Target: Insight into the transcriptional and epigenetic mechanisms that change the intrinsic growth state of CNS neurons
Goal: Drive regeneration-associated transcription for neural repair

The inability of mature neurons to regenerate lengthy axons within the CNS is a substantial impediment for treatments directed at improving spinal cord injury (SCI). Unlike their CNS counterparts, peripheral neurons spontaneously display potent growth in response to axonal injury. This distinction between CNS and PNS regenerative capacity is due to both intrinsic and extrinsic factors, the latter including growth-limiting molecules such as CSPG and myelin present in CNS injured tissue environment. However, even in the context of inhibitory extrinsic factors, modulating intrinsic factors can overcome extrinsic inhibition to induce appreciable axon growth, suggesting the essential role of cell-intrinsic mechanisms underlying axon regeneration. Enhancing neurons’ intrinsic growth state involves activation of key regeneration-associated genes (RAGs) that the scientists recently found to act as a coordinated network controlled by a set of transcription factors (TFs) to promote growth. The researchers reasoned that coordinated expression of the RAG network would enhance intrinsic capacity of adult CNS neurons and improve regenerative success. Gene expression is modulated by TFs, and the epigenetic mechanisms that change the local chromatin environment to be permissive or non-permissive for transcription.
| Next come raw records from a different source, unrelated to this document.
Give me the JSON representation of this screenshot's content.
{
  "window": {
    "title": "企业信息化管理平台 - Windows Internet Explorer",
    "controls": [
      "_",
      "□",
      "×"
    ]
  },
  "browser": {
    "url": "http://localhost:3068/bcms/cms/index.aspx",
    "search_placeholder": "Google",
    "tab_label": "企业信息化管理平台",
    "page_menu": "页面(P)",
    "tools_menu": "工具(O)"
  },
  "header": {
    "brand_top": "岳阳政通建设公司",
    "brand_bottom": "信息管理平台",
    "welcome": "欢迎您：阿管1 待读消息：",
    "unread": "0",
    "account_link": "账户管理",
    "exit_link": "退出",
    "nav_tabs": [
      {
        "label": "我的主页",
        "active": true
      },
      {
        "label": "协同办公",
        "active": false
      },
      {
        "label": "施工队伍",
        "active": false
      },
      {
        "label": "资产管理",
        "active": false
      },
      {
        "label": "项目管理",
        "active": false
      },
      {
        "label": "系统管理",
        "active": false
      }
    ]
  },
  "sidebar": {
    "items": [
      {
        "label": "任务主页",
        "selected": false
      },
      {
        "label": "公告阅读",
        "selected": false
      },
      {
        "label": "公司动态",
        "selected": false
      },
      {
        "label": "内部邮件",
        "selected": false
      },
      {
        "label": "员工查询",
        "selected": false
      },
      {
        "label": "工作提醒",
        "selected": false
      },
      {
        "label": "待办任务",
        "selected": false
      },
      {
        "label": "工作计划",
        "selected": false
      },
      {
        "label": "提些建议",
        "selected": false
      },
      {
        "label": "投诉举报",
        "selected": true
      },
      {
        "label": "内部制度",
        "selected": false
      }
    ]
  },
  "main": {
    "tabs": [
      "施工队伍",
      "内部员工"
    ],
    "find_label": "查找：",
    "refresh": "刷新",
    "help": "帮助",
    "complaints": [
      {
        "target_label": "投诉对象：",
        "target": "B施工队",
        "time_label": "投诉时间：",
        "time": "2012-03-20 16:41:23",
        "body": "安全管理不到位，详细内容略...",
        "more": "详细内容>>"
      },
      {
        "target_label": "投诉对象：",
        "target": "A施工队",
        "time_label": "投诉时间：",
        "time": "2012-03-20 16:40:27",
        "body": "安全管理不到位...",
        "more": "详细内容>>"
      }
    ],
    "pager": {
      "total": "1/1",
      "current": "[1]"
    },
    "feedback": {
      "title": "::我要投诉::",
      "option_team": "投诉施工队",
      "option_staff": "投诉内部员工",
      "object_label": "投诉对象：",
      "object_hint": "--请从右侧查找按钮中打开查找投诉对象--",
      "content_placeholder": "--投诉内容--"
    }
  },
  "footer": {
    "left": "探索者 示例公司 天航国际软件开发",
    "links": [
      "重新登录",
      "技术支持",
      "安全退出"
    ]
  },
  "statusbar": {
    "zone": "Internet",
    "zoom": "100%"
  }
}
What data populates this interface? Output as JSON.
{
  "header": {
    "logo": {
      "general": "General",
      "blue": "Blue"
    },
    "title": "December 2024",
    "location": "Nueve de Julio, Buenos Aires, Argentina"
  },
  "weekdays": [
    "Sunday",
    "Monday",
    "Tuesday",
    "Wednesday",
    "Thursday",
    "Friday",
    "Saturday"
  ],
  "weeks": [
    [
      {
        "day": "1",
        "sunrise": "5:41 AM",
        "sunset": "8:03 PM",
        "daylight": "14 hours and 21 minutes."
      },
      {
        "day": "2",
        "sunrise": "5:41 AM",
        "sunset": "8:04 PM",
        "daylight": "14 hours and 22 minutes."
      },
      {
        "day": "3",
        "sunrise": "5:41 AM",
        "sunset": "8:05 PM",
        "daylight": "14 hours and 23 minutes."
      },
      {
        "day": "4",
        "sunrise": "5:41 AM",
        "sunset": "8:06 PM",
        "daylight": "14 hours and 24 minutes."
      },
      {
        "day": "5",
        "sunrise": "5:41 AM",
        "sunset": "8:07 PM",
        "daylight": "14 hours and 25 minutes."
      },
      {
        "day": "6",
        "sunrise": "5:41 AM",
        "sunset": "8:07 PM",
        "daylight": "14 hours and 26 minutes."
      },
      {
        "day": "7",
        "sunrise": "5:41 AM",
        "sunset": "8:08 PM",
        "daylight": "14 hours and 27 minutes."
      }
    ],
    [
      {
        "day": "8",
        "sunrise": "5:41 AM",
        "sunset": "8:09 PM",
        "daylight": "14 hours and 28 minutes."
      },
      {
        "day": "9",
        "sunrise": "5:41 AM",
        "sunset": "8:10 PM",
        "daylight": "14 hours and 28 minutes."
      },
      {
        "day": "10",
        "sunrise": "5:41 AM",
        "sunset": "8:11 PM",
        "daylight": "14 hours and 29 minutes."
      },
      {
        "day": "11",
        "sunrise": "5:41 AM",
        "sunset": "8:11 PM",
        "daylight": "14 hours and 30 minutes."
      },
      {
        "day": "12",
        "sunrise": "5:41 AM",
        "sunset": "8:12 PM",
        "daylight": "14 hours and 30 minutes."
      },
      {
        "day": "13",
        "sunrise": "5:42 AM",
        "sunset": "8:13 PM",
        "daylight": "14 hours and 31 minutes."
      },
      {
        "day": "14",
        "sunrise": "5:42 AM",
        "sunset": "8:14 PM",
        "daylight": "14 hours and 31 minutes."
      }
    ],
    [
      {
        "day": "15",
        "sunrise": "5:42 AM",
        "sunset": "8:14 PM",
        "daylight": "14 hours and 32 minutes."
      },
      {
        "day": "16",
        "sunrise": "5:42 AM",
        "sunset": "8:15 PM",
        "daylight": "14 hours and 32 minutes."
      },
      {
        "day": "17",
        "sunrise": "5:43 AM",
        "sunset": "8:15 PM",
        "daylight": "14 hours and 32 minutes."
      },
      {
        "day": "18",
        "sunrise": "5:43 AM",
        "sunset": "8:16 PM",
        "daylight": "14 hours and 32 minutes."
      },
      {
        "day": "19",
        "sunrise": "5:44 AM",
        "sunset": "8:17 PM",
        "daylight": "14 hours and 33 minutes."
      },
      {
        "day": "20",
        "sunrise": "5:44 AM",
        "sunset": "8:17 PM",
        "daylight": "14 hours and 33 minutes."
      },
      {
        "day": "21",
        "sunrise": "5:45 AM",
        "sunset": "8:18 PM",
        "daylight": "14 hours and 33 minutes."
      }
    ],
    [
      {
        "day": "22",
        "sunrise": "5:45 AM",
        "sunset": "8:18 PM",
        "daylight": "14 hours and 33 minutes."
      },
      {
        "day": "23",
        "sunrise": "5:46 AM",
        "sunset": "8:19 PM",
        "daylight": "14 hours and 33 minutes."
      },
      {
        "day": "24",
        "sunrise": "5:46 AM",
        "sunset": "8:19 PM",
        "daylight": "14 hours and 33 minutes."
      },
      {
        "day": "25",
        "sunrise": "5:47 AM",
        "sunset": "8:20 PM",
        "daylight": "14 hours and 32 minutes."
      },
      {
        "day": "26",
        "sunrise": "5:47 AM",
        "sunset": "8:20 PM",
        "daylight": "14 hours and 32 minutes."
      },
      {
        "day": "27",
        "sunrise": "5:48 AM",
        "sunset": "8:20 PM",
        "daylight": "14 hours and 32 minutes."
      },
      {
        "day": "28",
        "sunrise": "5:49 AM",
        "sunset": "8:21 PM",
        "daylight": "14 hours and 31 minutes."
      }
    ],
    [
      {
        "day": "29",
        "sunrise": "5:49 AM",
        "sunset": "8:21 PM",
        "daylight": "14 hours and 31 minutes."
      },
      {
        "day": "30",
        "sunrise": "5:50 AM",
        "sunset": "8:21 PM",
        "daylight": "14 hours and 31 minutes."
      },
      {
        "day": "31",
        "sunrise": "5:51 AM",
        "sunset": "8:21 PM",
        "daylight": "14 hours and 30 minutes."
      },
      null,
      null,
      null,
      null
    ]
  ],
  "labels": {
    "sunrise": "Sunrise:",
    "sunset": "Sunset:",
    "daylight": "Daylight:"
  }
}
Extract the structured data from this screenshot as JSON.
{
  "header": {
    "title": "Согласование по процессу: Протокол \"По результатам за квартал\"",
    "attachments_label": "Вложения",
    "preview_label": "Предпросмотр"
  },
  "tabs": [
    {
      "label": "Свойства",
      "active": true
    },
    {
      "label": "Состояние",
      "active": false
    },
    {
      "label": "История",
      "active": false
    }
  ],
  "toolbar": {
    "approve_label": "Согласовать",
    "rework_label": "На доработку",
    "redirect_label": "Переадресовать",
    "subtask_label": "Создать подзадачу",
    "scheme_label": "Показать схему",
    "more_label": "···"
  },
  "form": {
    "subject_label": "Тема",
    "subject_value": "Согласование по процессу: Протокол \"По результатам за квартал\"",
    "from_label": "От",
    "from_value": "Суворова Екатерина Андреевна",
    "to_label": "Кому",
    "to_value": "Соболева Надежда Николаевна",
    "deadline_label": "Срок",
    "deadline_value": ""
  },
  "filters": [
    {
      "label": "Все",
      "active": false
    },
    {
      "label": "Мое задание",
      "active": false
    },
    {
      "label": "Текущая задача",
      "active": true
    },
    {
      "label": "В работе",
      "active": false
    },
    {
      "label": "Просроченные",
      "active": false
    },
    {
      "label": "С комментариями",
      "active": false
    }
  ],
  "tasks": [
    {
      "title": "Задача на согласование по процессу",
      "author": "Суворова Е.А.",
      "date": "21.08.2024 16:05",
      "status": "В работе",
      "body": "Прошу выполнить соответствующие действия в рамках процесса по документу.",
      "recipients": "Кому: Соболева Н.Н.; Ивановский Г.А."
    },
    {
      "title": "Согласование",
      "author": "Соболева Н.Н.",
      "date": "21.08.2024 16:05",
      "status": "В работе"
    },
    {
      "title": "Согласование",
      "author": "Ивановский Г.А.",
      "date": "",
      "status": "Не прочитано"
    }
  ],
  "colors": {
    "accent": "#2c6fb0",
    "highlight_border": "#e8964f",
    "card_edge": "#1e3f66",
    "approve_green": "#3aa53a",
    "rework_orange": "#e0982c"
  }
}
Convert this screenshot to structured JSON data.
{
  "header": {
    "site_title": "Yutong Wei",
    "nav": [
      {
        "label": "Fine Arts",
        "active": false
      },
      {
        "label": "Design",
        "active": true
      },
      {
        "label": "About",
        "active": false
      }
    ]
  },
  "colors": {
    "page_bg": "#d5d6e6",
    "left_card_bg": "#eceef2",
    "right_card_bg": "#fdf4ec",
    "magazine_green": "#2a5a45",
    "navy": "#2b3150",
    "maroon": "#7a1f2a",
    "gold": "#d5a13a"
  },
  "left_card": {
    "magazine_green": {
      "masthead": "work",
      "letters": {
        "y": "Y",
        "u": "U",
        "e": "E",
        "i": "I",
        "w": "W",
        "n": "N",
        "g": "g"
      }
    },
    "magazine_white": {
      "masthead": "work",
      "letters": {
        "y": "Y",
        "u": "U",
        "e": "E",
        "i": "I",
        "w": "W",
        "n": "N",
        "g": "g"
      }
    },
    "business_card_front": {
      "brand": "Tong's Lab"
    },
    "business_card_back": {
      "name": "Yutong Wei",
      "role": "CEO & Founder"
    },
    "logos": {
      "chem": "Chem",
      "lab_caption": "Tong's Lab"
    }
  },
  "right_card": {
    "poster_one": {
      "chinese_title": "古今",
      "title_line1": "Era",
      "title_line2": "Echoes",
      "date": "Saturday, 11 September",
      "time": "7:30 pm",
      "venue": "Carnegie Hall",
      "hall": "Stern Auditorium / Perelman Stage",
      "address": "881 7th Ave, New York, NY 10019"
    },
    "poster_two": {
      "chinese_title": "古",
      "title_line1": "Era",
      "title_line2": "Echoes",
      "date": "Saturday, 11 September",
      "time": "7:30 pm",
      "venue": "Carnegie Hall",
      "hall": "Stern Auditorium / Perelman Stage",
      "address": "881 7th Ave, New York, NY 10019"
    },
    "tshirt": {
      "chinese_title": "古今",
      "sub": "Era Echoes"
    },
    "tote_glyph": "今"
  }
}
The scientists propose to identify: 1) key TFs that act on the upstream of the RAG network to drive regeneration in response to SCI; and 2) the epigenetic factors to remodel chromatin so as to be permissive for initiating RAG transcription in CNS neurons. This study will provide insight into the transcriptional and epigenetic mechanisms that change the intrinsic growth state of CNS neurons so as to identify novel therapeutic targets to advance regeneration after SCI. Since epigenetic processes that regulate chromatin structure are the targets of multiple drugs used in humans, identifying chromatin remodelers to drive regeneration-associated transcription for neural repair has high translational potential.